And last week, I was grinning like the Cheshire cat. You should be, too.
While I'm no cheerleader for the Obama administration, I'd be lying if I said some of his policies haven't made me rich. From his early initiatives in renewable energy to the tragedy that is Obamacare, if you're ever looking for an easy way to make some cash, just follow the trail of lucre from K Street to the White House.
What can I say? It's easy pickings!
Now last Friday, President Obama announced a new series of commitments and executive actions he plans to use to advance solar deployment and energy efficiency measures. The PR alone reads like a crib sheet for energy investors.
You see, one section in the follow-up press release instantly caught my attention. Essentially, it looks like a loose mission statement for a company that's already been landing fat government contracts for energy efficiency and renewable energy initiatives.
I'll tell you the name of the company in just a moment. But first, let me share with you the section to which I'm referring.
Follow the Money
Here it is:
Drive $2 Billion in Energy Efficiency Investments for Federal Buildings: Today, President Obama is announcing an additional $2 billion goal in federal energy efficiency upgrades to Federal buildings over the next 3 years... The $2 billion investment announced today extends and expands the President’s commitment to energy upgrades of Federal buildings using long-term energy savings to pay for up-front costs, at no net cost to taxpayers. Federal agencies have already committed to a pipeline of nearly $2.7 billion in projects.
Folks, last year I told you that the Obama administration was setting the stage for this kind of thing. Heck, it was in October of 2013 when I commented on the new Energy Secretary's first speech, which included the following statement:

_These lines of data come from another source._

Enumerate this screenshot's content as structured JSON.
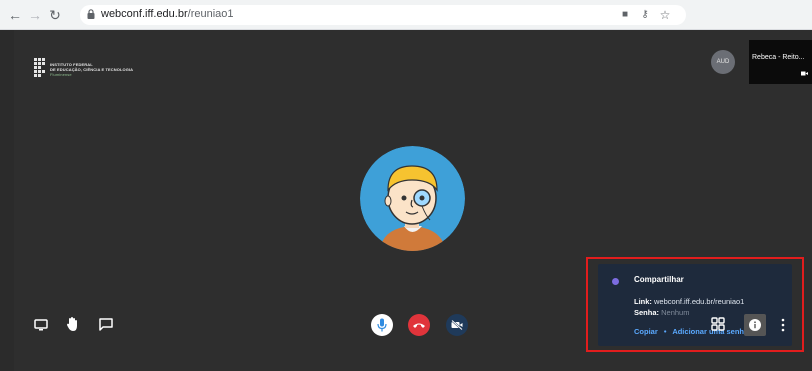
{
  "browser": {
    "url_domain": "webconf.iff.edu.br",
    "url_path": "/reuniao1",
    "icons": [
      "back-icon",
      "forward-icon",
      "reload-icon",
      "lock-icon",
      "camera-blocked-icon",
      "key-icon",
      "star-icon"
    ]
  },
  "logo": {
    "line1": "INSTITUTO FEDERAL",
    "line2": "DE EDUCAÇÃO, CIÊNCIA E TECNOLOGIA",
    "line3": "Fluminense"
  },
  "participants": {
    "avatar_initials": "AUD",
    "thumbnail_name": "Rebeca - Reito..."
  },
  "share_panel": {
    "title": "Compartilhar",
    "link_label": "Link:",
    "link_value": "webconf.iff.edu.br/reuniao1",
    "password_label": "Senha:",
    "password_value": "Nenhum",
    "copy_label": "Copiar",
    "separator": "•",
    "add_password_label": "Adicionar uma senha"
  },
  "colors": {
    "highlight_border": "#e21d1d",
    "link_blue": "#5aa9ff",
    "hangup_red": "#e0343b",
    "avatar_bg": "#3ea0d8"
  }
}
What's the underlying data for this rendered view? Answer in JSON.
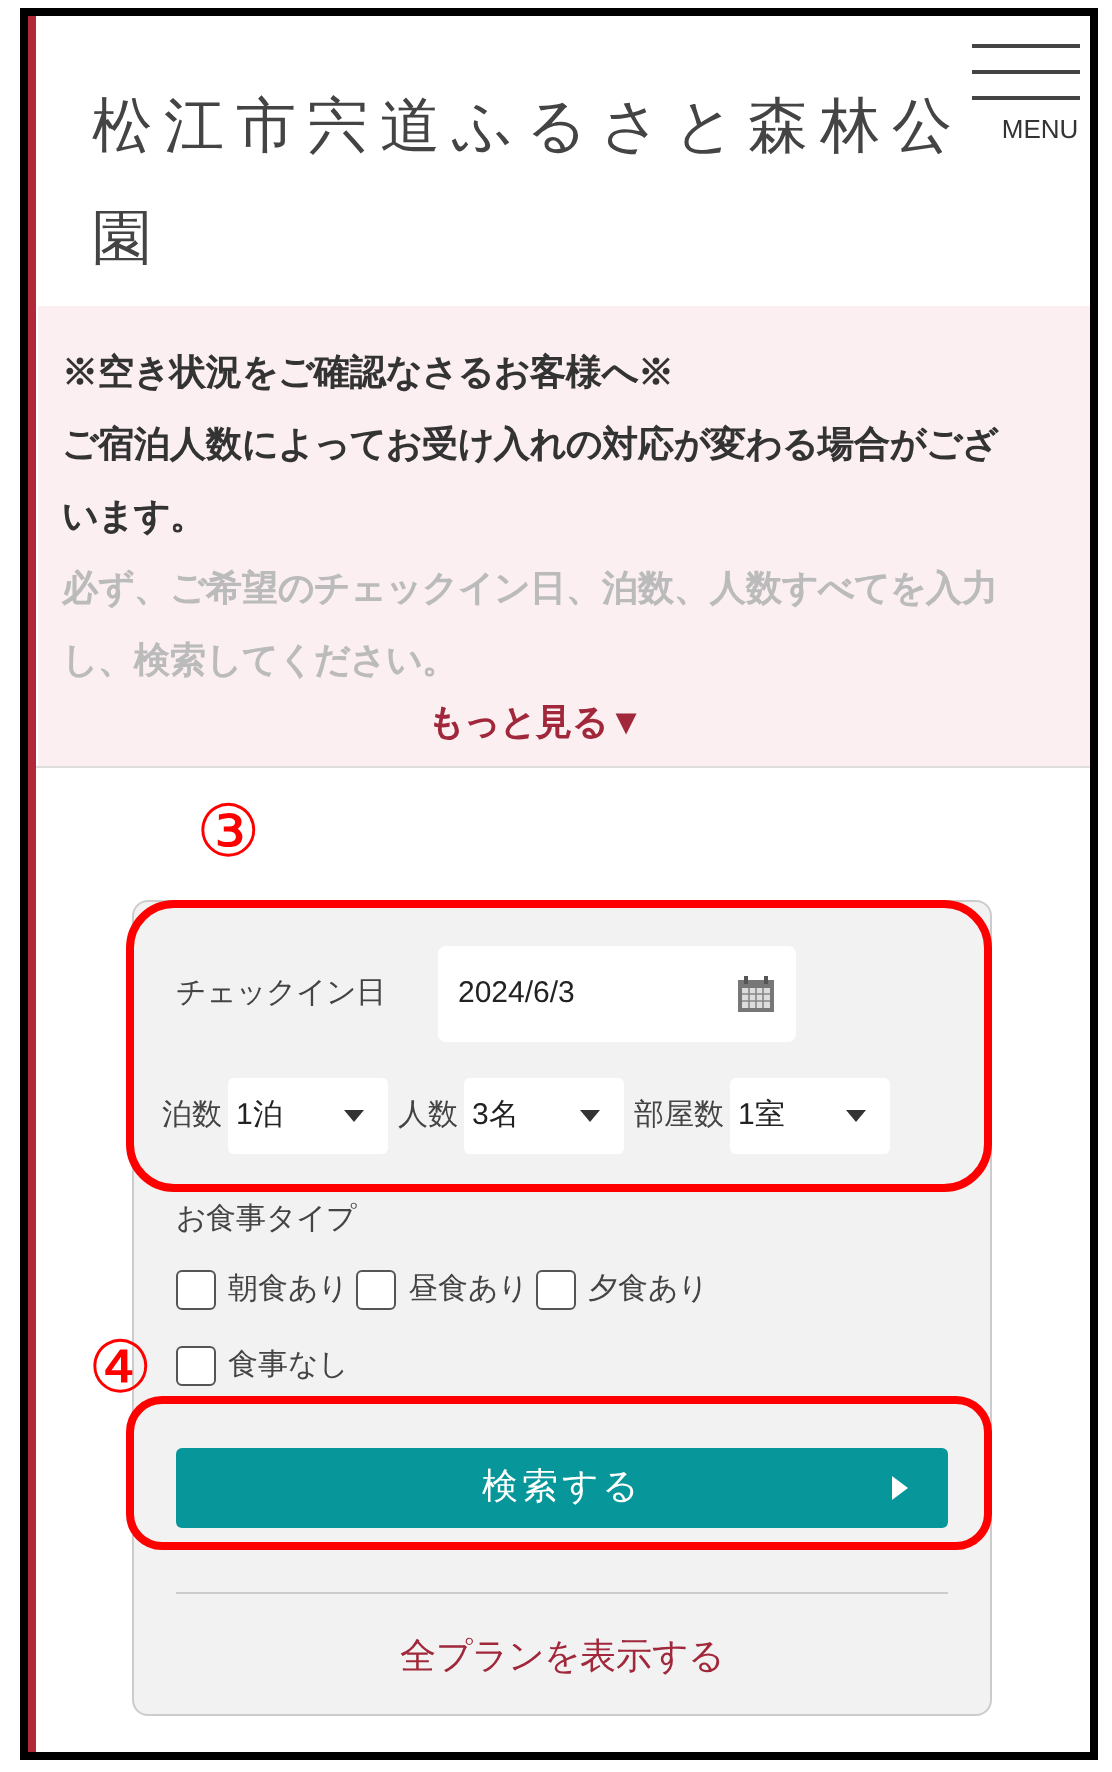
{
  "header": {
    "title": "松江市宍道ふるさと森林公園",
    "menu_label": "MENU"
  },
  "notice": {
    "lines": [
      {
        "text": "※空き状況をご確認なさるお客様へ※",
        "faded": false
      },
      {
        "text": "ご宿泊人数によってお受け入れの対応が変わる場合がございます。",
        "faded": false
      },
      {
        "text": "必ず、ご希望のチェックイン日、泊数、人数すべてを入力し、検索してください。",
        "faded": true
      }
    ],
    "more_link": "もっと見る▼"
  },
  "annotations": [
    {
      "label": "③"
    },
    {
      "label": "④"
    }
  ],
  "search_form": {
    "checkin": {
      "label": "チェックイン日",
      "value": "2024/6/3"
    },
    "selects": [
      {
        "label": "泊数",
        "value": "1泊"
      },
      {
        "label": "人数",
        "value": "3名"
      },
      {
        "label": "部屋数",
        "value": "1室"
      }
    ],
    "meal_type": {
      "label": "お食事タイプ",
      "options": [
        {
          "label": "朝食あり",
          "checked": false
        },
        {
          "label": "昼食あり",
          "checked": false
        },
        {
          "label": "夕食あり",
          "checked": false
        },
        {
          "label": "食事なし",
          "checked": false
        }
      ]
    },
    "search_button": "検索する",
    "all_plans_link": "全プランを表示する"
  }
}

Efficiency is going to be a big focus going forward. I just don't see the solutions to our biggest energy and environmental challenges without a very big demand-side response. That's why it's important to move this way up in our priorities.
Then, in December of 2013, the President ordered the federal government to get 20% of its energy from renewables by 2020. To put that in perspective, the federal government owns and occupies about 500,000 buildings.
There's no doubt this initiative has long been in the making. And last week, we got further confirmation after we learned that another $2 billion has been earmarked for this. I suspect some of this is going to trickle down to Hannon Armstrong Sustainable Capital (NYSE: HASI)
Lucrative Deals Coming
I first told you about Hannon Armstrong last year in my 2014 Alternative Energy Stock Predictions piece. In it, I wrote...
Hannon Armstrong is basically a specialty finance outfit that offers debt and equity financing for modern energy and sustainable infrastructure projects. The company has actually been around for more than 30 years, and since 2000 has provided or arranged nearly $4 billion of financing.
HASI focuses primarily on infrastructure projects that have high credit quality obligors, fully contracted revenue streams, and of course, inherent economic value. Some of these obligors include U.S., federal, state and local governments, high credit quality institutions and utilities.
The company is actually the leading provider of financing for energy efficiency projects for the government.
Hannon Armstrong released Q1 earnings on Monday. Results were pretty much in line with estimates, although the company's pipeline of projects in the second half was impressive enough to placate investors looking for bigger numbers. The stock continued to charge along nicely.
While HASI is not immune to broader market moves, I remain convinced that increased spending on the federal level will result in some very lucrative deals for this financing firm.
Invest accordingly.Jeff Siegel is Editor of Energy and Capital, where this article was first published.